### Data to examine
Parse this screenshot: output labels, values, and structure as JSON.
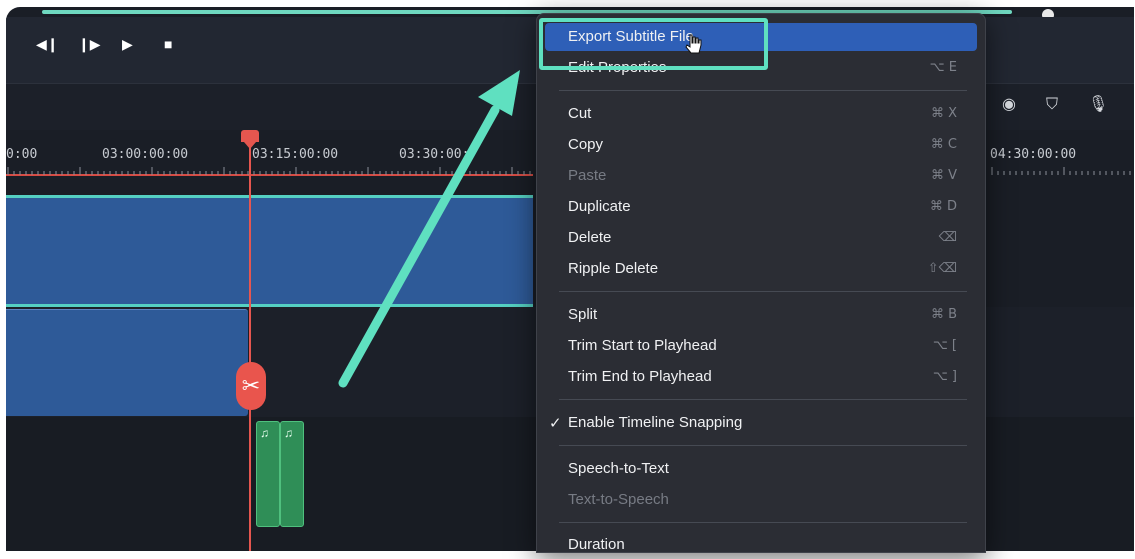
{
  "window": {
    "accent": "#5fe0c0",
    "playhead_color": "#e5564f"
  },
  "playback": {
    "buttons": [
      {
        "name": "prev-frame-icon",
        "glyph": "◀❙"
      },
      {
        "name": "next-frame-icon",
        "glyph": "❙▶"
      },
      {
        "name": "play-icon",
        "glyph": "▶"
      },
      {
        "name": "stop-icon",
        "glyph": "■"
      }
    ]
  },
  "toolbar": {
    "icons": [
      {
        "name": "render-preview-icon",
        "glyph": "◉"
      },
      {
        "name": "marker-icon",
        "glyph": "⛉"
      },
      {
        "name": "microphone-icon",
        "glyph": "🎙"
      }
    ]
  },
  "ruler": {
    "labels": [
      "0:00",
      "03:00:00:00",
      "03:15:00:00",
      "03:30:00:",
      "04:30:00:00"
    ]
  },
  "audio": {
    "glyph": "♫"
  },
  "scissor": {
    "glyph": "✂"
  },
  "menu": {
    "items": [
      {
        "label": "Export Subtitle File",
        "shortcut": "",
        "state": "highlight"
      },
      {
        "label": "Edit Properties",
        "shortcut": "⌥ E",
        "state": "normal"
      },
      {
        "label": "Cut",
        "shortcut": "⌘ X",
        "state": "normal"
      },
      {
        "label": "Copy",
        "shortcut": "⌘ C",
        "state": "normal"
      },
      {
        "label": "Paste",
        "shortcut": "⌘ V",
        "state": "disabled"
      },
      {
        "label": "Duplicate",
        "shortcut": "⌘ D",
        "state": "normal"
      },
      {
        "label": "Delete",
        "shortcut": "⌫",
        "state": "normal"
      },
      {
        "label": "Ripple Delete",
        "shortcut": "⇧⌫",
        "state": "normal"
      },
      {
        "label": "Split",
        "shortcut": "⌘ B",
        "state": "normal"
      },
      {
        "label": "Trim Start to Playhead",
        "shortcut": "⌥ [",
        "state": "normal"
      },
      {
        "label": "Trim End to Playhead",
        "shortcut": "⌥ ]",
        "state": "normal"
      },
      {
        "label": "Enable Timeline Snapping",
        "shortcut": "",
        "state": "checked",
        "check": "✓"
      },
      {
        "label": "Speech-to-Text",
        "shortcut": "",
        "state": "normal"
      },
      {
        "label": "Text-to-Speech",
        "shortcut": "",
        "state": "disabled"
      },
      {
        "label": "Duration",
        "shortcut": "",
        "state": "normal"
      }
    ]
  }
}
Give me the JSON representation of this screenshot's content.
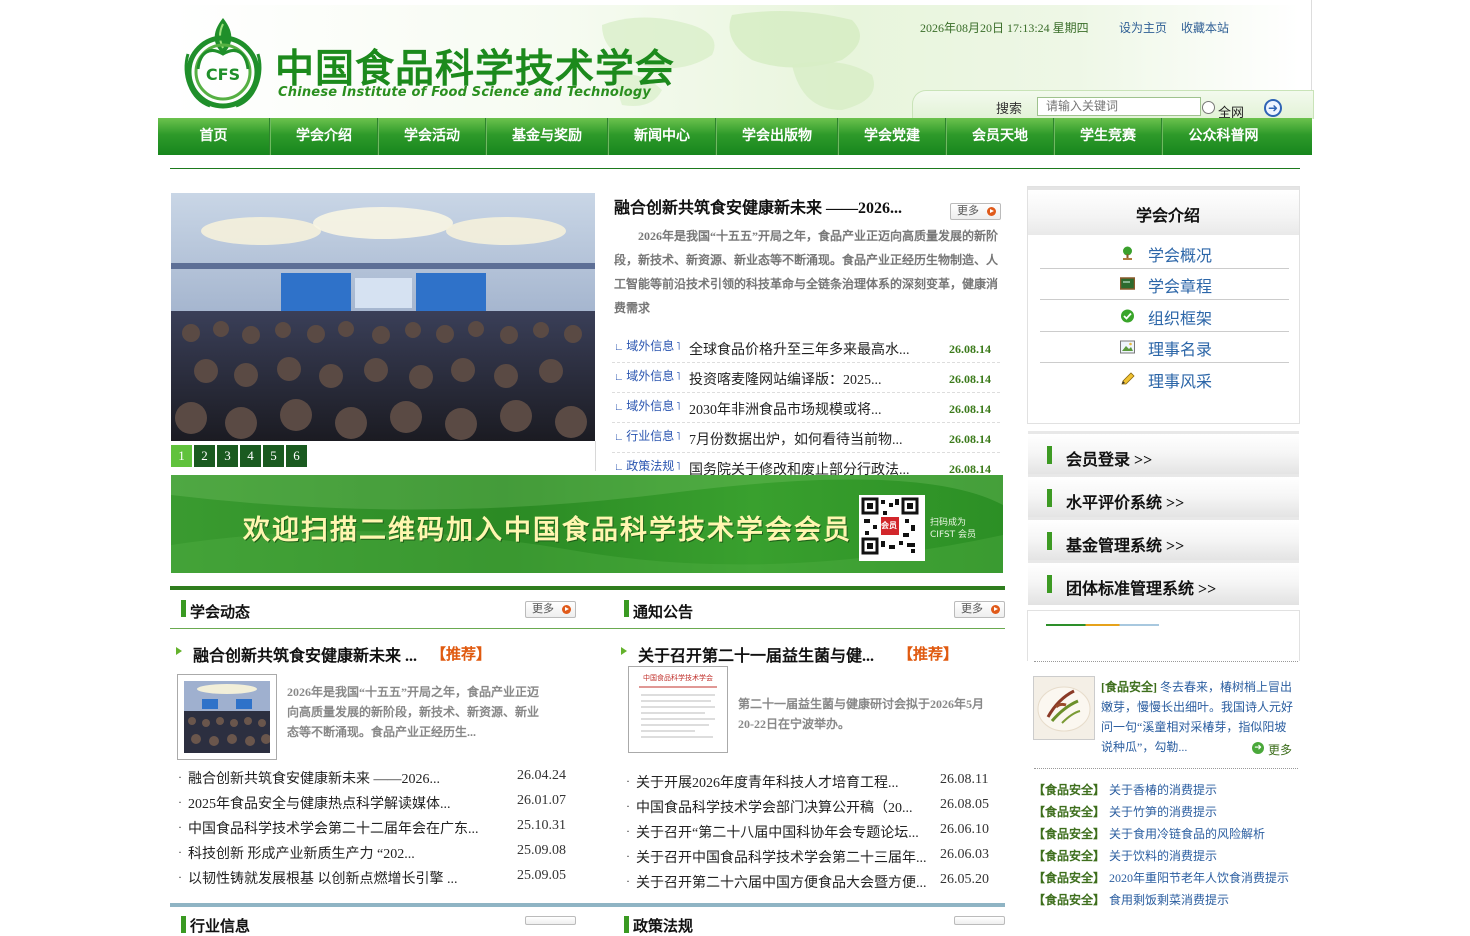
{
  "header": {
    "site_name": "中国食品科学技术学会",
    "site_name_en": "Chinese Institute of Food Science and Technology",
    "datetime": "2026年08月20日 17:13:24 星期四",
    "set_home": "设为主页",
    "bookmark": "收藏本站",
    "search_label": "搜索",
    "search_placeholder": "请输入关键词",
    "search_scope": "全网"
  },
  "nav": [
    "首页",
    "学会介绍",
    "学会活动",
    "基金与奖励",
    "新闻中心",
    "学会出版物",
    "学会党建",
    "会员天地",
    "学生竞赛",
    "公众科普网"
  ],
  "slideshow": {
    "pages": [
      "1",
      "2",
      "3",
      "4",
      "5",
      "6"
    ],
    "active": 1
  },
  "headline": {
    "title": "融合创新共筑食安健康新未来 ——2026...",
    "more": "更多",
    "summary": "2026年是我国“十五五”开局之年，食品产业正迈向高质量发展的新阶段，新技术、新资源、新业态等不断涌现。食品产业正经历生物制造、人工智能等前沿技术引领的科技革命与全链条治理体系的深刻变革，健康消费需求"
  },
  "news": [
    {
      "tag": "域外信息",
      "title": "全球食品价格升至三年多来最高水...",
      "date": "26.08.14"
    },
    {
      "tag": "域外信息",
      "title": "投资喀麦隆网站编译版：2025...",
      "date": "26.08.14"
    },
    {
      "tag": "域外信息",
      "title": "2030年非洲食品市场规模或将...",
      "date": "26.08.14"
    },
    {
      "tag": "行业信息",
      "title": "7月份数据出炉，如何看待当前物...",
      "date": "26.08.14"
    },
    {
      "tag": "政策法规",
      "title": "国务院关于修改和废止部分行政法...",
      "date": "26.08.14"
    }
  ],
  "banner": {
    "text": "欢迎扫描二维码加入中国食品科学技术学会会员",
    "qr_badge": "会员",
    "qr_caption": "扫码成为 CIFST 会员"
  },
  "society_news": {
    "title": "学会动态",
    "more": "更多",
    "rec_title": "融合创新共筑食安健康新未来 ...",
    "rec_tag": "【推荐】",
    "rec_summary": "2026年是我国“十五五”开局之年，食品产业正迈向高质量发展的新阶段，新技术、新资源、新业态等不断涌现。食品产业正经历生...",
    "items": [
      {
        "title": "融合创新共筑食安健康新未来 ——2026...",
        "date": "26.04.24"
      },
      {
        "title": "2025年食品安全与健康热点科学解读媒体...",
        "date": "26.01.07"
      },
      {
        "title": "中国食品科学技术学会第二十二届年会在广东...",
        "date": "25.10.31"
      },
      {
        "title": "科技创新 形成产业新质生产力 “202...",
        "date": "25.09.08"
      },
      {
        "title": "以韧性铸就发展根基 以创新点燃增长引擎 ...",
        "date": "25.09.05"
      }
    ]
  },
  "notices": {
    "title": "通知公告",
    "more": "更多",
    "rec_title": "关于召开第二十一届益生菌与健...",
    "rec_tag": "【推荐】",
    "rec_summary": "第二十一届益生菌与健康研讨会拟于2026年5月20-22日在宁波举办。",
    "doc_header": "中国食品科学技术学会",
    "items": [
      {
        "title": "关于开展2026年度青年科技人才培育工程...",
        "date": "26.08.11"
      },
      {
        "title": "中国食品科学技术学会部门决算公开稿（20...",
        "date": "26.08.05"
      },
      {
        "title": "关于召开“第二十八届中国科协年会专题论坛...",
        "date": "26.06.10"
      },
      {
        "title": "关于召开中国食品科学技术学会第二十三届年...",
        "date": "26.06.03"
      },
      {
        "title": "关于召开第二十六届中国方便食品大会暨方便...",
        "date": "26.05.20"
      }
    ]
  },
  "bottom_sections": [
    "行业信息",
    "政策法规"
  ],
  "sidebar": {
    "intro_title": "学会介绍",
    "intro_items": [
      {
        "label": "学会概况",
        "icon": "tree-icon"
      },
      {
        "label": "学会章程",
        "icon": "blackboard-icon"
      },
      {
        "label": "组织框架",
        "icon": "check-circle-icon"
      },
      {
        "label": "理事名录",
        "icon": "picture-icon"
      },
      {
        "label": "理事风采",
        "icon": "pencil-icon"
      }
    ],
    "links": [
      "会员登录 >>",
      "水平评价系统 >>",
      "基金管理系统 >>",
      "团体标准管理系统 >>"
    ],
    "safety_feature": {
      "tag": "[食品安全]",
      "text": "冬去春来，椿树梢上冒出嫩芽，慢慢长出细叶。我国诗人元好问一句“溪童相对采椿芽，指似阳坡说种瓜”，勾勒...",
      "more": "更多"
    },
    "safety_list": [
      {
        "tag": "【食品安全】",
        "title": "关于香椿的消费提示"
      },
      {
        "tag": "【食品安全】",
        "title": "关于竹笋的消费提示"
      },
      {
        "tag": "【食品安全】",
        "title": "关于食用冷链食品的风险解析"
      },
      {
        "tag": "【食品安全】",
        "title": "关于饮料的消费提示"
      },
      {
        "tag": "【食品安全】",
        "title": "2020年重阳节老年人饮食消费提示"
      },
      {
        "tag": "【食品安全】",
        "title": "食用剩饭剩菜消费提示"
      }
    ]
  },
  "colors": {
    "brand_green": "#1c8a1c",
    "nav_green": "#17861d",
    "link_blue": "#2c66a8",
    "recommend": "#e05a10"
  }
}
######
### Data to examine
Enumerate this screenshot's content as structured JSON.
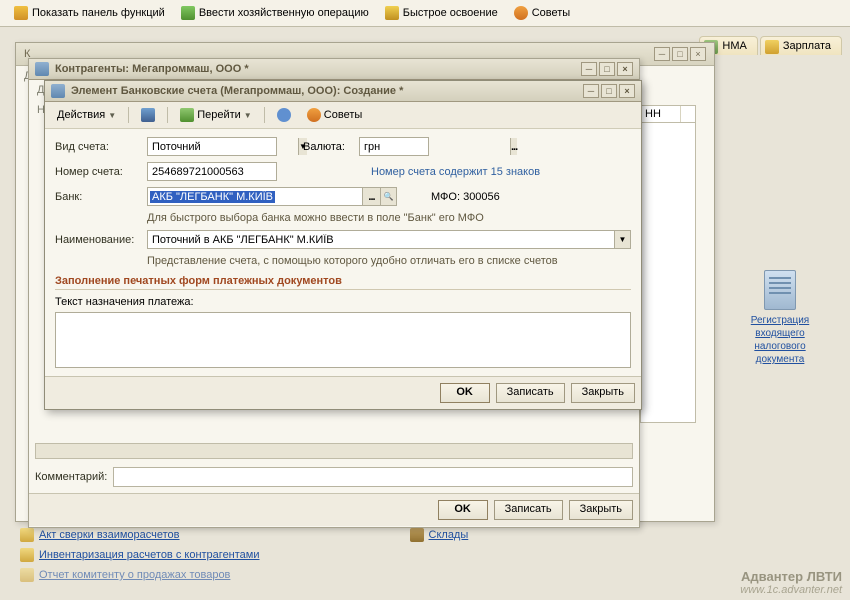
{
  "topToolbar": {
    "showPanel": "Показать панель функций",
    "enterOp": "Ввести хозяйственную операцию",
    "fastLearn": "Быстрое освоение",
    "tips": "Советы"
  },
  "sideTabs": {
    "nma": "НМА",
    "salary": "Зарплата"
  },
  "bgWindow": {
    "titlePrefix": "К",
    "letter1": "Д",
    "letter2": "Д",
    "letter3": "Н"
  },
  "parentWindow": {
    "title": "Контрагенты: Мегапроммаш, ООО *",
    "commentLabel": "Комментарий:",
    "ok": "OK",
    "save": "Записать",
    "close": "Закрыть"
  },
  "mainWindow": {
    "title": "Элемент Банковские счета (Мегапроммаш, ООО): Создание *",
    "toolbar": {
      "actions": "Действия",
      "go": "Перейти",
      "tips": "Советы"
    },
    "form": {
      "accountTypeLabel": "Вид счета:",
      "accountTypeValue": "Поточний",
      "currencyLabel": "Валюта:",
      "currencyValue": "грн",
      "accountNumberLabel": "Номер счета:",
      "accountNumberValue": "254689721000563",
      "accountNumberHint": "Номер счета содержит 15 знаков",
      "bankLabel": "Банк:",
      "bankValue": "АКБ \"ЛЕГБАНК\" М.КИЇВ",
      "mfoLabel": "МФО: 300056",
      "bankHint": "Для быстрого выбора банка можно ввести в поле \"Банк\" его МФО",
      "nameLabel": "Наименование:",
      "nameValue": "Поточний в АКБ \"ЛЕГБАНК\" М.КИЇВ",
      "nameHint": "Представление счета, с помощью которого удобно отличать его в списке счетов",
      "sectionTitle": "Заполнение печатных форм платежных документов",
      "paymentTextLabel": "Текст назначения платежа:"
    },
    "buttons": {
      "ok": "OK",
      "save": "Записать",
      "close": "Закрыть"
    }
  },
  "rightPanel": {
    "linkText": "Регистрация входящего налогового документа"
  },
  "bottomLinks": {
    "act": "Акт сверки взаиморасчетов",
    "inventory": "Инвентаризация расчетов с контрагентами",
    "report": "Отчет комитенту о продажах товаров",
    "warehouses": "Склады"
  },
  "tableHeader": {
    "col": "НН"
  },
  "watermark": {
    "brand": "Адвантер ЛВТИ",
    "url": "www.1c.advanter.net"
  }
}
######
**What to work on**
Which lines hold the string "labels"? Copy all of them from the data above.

**Response for this exercise**
Parse this screenshot: output labels, values, and structure as JSON.
    "labels": [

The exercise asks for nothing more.